The entrepreneur policy was changed by the last Government and it is a basket case. After 35 years working in the immigration industry, I have never seen a visa category with a decline rate that topped 90 per cent. Let's fix it now.
As business gears back up, employers will be looking for highly skilled people not available locally, despite rising unemployment. Employers will pay for workers to complete mandatory quarantine on arrival.
Let's get the systems in place now, so projects are not delayed. Every day lost is costing the economy.
There is strong interest overseas from students looking for a quality education in New Zealand. Our universities are facing, this year alone, a $500m shortfall due to the loss of international students.
It's a bit rich of the Government to suggest universities should adapt to cater for the wave of unemployed who may want new qualifications. That is simply more debt to the country. Successive Governments have for years told universities looking for increased funding to attract more international students.
A managed border, including a user-pays system for mandatory quarantine on arrival and health bonds paid up front by students, would really help our universities get back on their feet - fast.
There is a queue of more than 11,000 skilled migrants filling jobs where the talent is not available locally. A few may have lost their jobs due to Covid-19. Many will still be working.
Some of these people have been sitting in a queue for New Zealand residency for up to 18 months. If the Government takes the handbrake off Immigration NZ and lets it process the applications, New Zealand would have an instant pool of people ready to buy houses, just when local demand is falling, and who have confidence to increase their spending.

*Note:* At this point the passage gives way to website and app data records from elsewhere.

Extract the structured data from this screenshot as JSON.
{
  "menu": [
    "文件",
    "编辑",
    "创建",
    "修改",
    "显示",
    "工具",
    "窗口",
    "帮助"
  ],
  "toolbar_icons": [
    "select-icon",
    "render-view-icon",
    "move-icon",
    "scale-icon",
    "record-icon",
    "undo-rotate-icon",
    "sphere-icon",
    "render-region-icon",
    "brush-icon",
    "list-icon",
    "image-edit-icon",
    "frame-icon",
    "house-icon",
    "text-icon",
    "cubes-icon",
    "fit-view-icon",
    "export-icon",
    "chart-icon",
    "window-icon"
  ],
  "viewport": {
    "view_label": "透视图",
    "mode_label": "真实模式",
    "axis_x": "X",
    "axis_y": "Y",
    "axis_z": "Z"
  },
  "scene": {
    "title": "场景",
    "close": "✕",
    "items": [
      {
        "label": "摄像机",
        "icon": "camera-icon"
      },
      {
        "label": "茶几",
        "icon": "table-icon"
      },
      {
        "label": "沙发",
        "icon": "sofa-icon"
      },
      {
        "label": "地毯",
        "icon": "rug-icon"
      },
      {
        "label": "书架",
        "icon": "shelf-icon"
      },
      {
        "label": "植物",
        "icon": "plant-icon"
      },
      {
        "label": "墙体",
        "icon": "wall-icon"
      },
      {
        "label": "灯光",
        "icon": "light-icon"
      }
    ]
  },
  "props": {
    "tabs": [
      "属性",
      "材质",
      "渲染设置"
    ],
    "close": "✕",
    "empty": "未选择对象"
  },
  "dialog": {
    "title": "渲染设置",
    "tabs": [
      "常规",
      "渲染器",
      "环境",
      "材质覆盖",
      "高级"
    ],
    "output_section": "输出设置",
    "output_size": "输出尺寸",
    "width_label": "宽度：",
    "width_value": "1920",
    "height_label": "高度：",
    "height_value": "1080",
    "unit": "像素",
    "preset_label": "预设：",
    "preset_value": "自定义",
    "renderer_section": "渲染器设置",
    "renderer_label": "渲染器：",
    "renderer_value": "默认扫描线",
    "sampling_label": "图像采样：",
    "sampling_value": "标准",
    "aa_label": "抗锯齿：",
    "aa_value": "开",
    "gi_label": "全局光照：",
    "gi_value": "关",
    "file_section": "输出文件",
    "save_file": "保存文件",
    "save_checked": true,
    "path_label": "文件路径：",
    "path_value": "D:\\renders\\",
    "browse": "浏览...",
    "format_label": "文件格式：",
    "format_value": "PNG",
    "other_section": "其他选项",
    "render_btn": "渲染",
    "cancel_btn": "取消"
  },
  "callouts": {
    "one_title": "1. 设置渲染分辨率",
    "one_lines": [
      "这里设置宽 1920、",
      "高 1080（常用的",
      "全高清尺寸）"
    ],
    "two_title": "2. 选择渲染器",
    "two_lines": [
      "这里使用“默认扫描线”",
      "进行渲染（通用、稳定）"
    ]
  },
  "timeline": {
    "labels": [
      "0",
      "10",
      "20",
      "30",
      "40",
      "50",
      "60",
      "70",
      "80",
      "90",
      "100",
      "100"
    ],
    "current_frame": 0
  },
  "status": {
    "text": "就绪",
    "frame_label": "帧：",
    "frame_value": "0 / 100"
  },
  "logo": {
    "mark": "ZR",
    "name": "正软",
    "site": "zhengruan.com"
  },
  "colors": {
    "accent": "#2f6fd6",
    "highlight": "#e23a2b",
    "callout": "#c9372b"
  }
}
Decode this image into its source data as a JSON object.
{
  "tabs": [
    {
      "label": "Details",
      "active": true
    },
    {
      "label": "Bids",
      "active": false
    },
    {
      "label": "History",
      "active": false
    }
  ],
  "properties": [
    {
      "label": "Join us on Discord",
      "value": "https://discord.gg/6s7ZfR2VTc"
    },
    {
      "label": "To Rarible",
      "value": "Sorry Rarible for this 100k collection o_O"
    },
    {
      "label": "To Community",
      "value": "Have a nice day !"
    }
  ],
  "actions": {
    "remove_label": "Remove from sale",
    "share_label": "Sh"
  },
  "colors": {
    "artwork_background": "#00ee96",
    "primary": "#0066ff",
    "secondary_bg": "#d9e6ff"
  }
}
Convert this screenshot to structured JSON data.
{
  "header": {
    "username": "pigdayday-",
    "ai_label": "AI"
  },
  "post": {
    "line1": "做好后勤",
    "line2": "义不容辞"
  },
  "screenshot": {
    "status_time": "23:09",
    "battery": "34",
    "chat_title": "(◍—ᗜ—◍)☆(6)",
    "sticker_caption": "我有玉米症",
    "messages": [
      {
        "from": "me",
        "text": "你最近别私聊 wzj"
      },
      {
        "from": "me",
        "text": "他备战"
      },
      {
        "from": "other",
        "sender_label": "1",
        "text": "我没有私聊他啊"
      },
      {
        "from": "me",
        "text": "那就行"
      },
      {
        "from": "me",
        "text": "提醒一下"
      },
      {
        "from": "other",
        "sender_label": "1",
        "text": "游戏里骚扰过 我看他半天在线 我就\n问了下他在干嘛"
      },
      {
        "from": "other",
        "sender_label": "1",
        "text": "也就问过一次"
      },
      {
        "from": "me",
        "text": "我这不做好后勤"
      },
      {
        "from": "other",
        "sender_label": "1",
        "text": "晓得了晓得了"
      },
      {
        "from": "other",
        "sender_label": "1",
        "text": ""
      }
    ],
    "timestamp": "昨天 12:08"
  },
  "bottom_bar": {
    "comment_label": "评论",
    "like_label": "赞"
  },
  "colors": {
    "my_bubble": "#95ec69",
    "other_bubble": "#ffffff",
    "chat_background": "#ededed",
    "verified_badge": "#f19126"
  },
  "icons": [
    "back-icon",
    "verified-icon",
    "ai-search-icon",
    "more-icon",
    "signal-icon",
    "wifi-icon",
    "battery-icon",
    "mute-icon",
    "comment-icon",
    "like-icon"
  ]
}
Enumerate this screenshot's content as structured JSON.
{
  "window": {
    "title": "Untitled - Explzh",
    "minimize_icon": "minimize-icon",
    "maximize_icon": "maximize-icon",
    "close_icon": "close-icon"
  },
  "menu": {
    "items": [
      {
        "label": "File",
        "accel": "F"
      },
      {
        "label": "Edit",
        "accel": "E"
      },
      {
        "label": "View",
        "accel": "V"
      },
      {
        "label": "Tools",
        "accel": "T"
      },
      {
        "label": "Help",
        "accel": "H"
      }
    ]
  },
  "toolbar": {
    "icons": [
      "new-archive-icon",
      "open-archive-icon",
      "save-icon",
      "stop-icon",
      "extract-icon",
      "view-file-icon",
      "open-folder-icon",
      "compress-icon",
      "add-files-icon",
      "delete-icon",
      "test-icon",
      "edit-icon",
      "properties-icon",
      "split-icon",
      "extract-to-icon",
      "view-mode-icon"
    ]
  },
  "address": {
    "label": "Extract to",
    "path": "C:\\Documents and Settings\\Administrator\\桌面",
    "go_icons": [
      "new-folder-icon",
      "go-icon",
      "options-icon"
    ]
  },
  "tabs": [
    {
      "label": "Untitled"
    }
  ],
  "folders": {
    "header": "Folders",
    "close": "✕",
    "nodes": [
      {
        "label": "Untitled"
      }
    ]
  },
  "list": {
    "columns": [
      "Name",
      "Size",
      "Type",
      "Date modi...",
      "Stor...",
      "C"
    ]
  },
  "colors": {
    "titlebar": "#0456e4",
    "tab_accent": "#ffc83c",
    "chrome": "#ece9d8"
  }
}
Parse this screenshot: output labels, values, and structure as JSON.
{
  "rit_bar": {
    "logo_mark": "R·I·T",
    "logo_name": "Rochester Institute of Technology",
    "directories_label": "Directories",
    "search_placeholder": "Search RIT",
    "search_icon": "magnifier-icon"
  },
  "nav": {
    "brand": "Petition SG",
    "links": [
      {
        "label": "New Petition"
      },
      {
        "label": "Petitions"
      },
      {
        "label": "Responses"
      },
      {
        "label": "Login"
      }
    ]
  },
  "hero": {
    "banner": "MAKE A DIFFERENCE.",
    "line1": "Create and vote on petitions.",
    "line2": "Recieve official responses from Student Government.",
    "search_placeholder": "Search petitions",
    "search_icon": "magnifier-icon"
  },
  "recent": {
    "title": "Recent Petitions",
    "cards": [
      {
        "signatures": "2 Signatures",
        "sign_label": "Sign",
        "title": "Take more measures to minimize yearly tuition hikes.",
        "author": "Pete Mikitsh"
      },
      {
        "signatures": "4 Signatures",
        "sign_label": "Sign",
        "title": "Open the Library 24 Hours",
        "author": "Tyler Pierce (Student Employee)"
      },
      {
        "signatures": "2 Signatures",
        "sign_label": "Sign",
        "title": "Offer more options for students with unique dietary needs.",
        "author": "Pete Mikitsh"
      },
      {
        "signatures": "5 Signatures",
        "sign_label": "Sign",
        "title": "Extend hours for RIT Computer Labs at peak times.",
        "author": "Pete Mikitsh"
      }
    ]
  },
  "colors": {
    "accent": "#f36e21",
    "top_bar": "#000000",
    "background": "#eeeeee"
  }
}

I am not advocating mass immigration. Controlled and smart immigration has proven time and time again to help build this nation over the past 50 years in good times and bad. Let's get on with it now and not get caught up in long policy processes, because we need the wins today to help our economy get back up and running.
- David Cooper is a licensed immigration adviser and director at Malcolm Pacific Immigration. Email: firstname.lastname@example.org